▶ What to work on: Write out every line below that contains "JSON".
::: Information supplied
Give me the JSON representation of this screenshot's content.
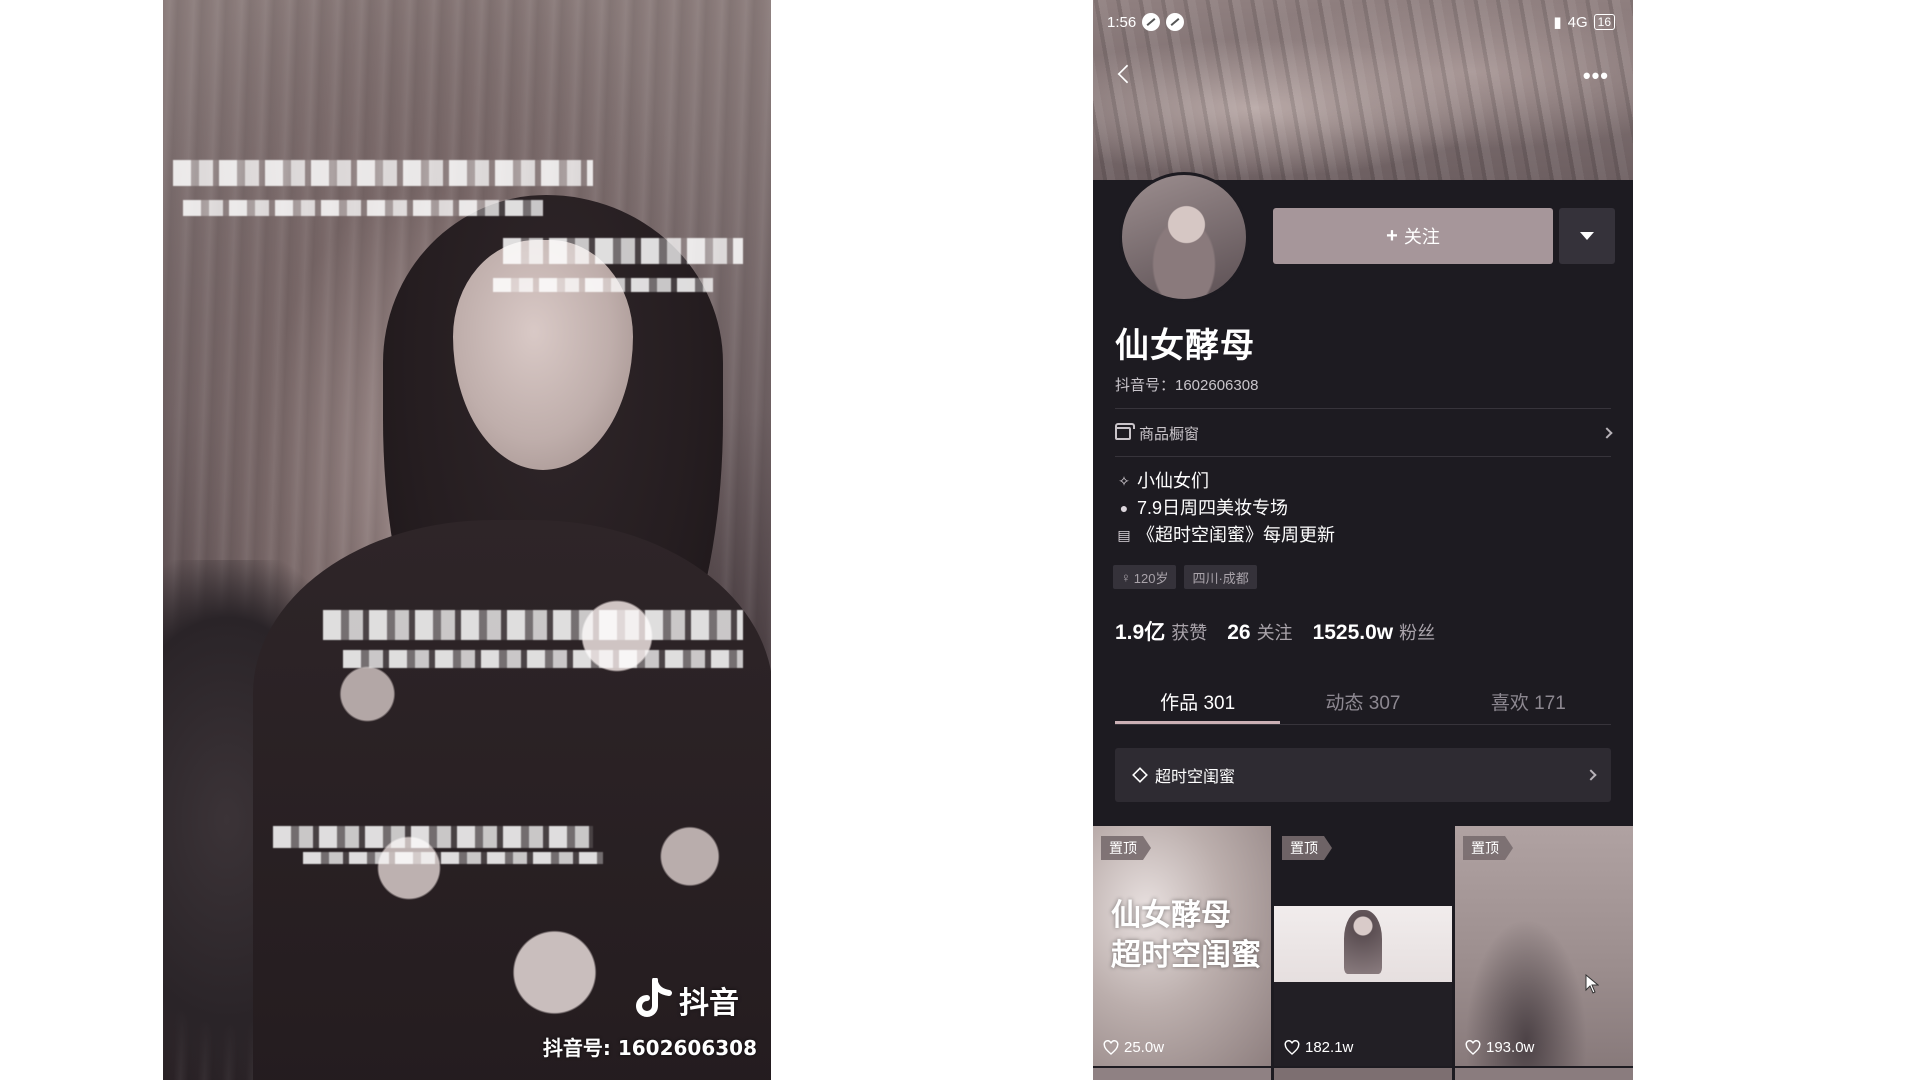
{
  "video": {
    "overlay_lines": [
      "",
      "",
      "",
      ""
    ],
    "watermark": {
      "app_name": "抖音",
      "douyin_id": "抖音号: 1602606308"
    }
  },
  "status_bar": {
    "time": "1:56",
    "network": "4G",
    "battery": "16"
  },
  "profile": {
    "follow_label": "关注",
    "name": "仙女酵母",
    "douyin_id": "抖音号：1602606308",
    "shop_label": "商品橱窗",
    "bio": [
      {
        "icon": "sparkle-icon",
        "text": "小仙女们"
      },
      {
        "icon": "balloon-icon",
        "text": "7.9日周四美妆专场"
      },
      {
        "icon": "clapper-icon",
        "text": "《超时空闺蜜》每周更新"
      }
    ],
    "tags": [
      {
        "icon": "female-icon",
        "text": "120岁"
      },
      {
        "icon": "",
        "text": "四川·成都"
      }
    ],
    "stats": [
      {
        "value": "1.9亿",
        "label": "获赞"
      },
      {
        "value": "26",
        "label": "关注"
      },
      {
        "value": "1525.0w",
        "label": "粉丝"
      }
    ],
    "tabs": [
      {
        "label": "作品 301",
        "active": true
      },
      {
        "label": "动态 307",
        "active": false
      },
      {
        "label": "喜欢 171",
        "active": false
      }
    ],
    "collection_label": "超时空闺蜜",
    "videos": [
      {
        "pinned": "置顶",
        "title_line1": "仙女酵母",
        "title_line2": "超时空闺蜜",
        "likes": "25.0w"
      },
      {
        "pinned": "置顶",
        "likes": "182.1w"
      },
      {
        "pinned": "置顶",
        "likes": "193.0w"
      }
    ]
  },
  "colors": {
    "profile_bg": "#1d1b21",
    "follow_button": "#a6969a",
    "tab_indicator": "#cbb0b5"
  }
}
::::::
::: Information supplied
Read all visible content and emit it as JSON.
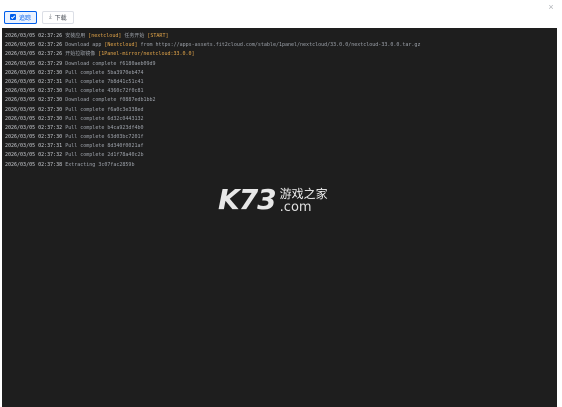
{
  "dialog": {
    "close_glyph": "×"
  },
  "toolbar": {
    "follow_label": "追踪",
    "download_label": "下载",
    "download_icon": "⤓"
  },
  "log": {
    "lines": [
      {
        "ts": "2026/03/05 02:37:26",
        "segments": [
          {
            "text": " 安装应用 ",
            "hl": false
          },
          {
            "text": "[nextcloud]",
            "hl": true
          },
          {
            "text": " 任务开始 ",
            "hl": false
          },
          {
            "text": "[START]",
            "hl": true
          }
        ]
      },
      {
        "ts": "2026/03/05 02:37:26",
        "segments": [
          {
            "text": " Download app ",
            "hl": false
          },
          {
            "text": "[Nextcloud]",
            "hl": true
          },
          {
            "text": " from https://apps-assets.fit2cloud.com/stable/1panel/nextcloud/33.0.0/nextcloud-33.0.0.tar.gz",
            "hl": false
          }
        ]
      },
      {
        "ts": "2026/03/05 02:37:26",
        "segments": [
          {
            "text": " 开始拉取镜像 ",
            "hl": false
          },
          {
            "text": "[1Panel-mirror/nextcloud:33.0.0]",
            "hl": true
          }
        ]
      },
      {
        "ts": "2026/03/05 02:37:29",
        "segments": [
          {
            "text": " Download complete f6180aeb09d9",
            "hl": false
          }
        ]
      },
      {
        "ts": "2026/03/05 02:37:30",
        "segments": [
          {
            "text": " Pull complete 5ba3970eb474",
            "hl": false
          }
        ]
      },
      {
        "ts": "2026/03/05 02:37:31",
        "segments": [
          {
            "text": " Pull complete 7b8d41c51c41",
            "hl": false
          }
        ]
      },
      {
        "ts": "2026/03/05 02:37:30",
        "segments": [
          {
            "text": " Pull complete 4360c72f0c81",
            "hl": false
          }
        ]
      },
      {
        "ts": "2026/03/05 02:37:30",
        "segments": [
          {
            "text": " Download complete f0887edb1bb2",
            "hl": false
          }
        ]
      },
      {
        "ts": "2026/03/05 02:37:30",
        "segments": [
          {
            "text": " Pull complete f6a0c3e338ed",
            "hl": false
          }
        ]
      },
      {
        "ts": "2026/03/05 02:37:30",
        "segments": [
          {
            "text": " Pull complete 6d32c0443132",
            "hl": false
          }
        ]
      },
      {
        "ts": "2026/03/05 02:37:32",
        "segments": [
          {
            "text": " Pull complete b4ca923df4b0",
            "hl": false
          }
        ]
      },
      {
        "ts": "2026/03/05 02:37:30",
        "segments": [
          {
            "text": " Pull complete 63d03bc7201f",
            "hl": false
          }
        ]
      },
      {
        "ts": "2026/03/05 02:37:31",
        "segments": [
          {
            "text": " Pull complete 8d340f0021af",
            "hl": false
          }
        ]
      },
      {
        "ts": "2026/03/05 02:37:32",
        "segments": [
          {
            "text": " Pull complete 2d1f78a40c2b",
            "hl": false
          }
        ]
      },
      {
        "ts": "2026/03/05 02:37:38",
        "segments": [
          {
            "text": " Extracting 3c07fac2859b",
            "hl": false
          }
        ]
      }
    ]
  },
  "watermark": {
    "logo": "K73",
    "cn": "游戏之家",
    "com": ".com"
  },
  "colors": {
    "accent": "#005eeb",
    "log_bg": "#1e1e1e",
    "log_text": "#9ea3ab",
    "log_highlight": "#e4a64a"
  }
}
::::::
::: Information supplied
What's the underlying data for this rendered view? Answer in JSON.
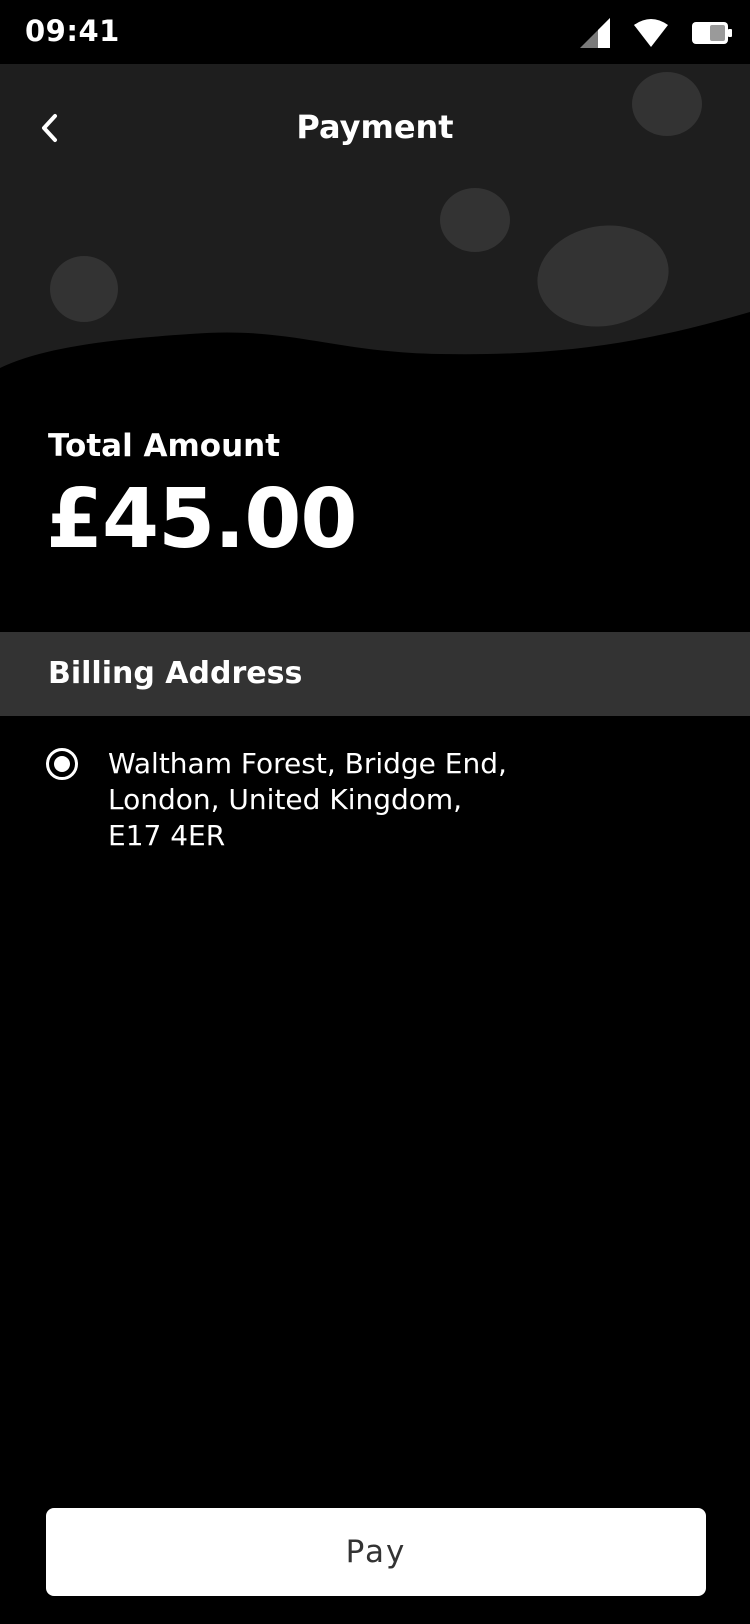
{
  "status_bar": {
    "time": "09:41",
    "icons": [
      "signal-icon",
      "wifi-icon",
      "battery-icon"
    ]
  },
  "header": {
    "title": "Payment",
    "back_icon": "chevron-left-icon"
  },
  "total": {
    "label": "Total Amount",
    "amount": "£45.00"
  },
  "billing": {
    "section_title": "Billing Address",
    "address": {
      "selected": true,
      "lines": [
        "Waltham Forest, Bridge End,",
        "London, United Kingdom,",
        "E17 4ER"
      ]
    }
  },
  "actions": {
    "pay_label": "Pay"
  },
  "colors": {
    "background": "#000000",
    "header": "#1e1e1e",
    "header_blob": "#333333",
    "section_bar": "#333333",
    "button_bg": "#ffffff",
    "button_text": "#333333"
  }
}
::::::
▶ Response to the exercise:
Give me the JSON representation of this screenshot's content.
Read all visible content and emit it as JSON.
What's the underlying data for this rendered view? Answer in JSON.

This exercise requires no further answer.